Even if it’s calm in the lowlands, a trip to Great Lake usually encounters a bit of wind at some stage. If it’s not a gentle breeze then it’s likely to blow the milk out of your tea. This is good for anglers as some of the most productive shores are the wind-blown ones. It can become problematic when fishing from the shore but the idea is to wander those very wind-blown shores and cast right into the teeth of the wind and working the water in front, while gradually making casts along the bank. If it’s blowing a gale, try heavier lures, jig-heads or the trusty old Ashley Spinner and high-stick them.
I mentioned gold being present earlier and what I meant was black and gold. This colour combination has been dynamite for anglers for many years now, especially in relation to soft plastics.

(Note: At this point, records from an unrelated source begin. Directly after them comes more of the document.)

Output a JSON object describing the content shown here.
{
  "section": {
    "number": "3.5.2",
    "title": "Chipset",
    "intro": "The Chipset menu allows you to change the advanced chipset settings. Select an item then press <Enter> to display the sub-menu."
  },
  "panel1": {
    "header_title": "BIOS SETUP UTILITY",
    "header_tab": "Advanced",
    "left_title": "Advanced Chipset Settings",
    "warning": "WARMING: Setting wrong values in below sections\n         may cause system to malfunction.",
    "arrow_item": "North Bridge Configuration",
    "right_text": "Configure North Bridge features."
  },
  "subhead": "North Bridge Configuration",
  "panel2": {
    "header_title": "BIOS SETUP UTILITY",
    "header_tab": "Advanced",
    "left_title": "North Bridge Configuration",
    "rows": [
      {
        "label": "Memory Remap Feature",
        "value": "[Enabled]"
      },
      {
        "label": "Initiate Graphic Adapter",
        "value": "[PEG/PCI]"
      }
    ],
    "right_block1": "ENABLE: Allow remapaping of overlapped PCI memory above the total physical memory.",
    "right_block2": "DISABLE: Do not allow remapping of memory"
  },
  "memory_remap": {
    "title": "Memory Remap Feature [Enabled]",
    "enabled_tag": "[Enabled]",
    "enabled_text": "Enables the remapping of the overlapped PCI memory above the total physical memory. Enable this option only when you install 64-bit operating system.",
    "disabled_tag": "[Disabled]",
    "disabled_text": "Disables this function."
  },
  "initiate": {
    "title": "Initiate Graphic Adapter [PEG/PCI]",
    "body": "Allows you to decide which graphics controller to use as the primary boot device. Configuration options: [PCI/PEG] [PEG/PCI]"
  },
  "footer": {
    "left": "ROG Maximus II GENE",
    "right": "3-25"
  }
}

T-Tails, Flappers, Wrigglers, Ripple Shads, Hawgs, Minnows – Call them what you like but as long as they have some black and gold fleck and some movement, it’s just a matter of putting it in front of a fish. Green and orange are productive colours to throw in the mix too.
Remember this is winter at over 1000m above sea level and snow is very common. Be prepared with thermal layering and some waterproof clothing too. Neck warmers, beanies and fingerless gloves are all essential items to either wear of keep in a bag at the ready. A thermos can be handy too. Whether I’m fishing from the shore or in a boat, I’m in full Gore-Tex from head to toe with plenty of layers and I simply can’t afford to let the cold get in the way of my fishing!
I last fished the lake just a few weeks ago and we boated around various bays and edges and saw just two other anglers all day, so you can be certain of some casting room within the many square kilometres. Without fail, I make sure I pencil in at least one trip every winter to Great Lake and for me, it’s one of those events that has to make the fishing calendar.
Not only does it make the calendar, but also makes the season and positively rounds off the fishing year in a way that no other location can.Reads: 2643